*Material for the task*:
◇ ◇ ◇ ◇ ◇ ◇ ◇
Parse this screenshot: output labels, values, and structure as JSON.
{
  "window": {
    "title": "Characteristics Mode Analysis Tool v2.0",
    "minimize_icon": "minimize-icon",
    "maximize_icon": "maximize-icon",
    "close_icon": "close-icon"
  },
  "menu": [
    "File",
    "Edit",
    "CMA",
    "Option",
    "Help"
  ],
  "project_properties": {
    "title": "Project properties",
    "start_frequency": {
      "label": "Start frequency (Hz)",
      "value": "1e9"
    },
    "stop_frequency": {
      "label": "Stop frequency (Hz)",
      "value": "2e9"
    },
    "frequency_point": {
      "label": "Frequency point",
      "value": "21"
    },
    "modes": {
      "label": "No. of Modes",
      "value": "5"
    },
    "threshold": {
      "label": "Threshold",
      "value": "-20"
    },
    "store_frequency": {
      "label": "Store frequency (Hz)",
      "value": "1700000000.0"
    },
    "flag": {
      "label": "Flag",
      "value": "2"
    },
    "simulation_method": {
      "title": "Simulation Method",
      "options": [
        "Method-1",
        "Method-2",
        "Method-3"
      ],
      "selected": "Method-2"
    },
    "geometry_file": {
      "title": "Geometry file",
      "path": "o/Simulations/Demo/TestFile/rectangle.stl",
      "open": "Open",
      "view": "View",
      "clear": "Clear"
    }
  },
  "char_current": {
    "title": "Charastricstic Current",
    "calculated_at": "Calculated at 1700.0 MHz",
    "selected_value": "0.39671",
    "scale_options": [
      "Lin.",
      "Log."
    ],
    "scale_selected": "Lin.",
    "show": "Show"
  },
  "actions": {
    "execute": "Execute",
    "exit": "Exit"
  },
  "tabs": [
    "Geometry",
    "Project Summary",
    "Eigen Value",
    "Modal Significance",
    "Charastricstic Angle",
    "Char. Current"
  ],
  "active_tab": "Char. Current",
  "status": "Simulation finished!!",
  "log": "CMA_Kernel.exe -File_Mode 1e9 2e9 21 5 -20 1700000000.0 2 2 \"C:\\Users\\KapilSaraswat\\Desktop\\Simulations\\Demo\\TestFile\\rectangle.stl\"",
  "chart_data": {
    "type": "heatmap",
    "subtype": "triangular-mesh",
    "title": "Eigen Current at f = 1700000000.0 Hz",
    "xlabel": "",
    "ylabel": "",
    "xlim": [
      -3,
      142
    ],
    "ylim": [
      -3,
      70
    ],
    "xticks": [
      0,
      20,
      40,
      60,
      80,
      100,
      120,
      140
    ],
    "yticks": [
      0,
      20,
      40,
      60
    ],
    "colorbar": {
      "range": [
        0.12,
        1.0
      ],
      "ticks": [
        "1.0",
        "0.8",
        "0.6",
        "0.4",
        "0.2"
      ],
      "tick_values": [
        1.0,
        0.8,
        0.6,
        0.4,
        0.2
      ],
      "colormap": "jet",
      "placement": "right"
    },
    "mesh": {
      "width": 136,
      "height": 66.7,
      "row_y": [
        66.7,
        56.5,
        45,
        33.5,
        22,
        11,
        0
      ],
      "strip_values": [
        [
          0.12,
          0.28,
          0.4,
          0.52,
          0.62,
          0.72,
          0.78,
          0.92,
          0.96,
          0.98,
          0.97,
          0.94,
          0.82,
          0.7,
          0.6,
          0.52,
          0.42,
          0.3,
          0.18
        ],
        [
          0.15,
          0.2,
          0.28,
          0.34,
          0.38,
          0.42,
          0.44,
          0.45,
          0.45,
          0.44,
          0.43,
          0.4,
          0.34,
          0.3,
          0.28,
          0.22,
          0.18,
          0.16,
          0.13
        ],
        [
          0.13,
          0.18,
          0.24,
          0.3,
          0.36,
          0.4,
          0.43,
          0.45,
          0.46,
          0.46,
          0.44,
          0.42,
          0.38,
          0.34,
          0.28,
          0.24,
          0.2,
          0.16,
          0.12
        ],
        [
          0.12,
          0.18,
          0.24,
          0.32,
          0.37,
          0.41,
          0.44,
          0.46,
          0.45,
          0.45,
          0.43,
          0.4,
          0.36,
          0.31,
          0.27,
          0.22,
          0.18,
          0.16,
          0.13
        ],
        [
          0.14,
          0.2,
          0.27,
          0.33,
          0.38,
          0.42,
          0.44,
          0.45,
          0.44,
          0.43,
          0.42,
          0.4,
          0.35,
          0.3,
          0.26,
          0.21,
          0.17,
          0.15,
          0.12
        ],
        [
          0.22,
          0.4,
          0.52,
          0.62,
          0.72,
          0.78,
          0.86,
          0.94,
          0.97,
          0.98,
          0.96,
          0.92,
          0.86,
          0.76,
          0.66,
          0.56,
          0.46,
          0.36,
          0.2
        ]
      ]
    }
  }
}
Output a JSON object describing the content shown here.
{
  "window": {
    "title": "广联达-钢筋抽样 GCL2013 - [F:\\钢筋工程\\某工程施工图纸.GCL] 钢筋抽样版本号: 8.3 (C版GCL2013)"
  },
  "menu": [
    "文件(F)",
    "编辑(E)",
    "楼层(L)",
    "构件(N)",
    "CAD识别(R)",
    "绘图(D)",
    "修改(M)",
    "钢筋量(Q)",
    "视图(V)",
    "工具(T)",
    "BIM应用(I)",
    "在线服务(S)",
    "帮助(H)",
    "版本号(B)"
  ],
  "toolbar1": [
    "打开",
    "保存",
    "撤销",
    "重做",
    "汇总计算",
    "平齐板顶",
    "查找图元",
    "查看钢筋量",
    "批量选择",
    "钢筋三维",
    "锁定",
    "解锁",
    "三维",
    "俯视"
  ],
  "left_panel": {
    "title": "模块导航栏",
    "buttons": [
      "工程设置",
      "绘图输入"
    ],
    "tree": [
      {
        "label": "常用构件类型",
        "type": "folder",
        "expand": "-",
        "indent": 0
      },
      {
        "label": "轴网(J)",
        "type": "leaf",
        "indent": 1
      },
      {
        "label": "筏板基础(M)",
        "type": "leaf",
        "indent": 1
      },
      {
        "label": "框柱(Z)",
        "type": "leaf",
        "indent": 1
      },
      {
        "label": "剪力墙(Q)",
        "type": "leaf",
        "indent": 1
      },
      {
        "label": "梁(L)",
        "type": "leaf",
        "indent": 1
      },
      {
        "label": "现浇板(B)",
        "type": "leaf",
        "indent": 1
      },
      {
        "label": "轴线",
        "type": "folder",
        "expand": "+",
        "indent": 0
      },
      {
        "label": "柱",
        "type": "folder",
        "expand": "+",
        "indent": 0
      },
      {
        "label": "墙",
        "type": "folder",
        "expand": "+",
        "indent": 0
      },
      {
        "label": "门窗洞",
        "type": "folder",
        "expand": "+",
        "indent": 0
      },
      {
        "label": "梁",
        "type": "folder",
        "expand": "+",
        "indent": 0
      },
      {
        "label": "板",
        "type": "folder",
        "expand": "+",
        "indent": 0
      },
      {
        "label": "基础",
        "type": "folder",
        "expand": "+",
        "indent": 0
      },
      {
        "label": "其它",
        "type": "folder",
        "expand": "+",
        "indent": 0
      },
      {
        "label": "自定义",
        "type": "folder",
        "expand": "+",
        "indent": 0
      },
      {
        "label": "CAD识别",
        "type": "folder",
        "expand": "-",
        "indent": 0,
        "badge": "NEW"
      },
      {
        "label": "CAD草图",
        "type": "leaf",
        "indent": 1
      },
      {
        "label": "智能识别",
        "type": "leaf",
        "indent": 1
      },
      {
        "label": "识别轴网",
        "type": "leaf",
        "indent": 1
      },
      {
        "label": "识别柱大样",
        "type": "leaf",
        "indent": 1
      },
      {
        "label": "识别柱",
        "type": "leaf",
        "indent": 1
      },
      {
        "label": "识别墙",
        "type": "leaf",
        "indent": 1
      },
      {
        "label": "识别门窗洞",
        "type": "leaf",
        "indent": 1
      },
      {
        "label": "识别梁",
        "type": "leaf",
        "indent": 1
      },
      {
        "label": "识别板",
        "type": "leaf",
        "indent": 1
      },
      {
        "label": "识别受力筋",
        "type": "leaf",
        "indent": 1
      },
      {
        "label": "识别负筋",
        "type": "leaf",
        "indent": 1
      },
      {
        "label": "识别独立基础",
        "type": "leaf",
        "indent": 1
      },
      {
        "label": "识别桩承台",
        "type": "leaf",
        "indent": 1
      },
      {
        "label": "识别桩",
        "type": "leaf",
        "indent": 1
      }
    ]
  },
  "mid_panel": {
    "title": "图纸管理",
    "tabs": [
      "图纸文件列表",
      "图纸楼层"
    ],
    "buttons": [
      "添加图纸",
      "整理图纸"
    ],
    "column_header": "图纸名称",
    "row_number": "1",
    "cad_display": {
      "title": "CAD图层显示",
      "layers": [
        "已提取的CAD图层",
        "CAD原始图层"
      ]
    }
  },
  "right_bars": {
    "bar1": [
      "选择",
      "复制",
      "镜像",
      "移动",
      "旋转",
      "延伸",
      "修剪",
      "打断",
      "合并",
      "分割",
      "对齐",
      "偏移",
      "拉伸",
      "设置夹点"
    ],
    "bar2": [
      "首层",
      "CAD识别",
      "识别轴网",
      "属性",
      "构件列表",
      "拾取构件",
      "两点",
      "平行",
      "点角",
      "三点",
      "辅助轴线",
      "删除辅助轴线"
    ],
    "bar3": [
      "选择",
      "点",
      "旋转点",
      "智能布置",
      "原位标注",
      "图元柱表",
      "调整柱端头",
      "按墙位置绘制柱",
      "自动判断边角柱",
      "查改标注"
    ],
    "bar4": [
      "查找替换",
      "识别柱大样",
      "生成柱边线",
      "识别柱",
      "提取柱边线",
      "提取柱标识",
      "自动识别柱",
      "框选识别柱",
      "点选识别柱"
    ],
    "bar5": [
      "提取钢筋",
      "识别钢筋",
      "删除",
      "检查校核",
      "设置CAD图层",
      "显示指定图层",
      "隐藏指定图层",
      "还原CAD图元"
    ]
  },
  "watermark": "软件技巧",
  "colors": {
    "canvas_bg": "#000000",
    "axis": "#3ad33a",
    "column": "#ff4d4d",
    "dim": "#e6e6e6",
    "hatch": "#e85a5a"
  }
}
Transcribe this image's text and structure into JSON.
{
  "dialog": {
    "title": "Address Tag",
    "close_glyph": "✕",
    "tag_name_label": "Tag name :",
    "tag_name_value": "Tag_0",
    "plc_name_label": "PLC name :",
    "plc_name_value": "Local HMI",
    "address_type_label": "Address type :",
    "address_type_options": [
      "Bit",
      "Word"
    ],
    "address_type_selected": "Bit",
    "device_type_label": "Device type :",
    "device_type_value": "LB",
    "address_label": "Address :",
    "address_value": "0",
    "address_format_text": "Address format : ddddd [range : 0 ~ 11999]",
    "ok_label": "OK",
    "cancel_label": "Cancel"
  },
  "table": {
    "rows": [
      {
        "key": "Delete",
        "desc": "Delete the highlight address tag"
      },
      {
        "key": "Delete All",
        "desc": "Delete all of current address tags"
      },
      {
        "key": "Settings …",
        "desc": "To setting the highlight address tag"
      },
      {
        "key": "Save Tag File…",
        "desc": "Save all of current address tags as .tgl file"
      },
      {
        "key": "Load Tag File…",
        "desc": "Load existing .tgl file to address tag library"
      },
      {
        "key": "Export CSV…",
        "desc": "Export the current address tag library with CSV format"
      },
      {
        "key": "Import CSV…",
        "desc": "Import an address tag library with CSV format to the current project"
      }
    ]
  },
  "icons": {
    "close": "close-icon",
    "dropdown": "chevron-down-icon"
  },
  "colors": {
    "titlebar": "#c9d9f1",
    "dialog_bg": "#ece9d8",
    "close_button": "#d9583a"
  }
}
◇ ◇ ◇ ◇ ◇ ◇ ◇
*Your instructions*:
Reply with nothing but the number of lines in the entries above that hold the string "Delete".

*Exercise result*:
4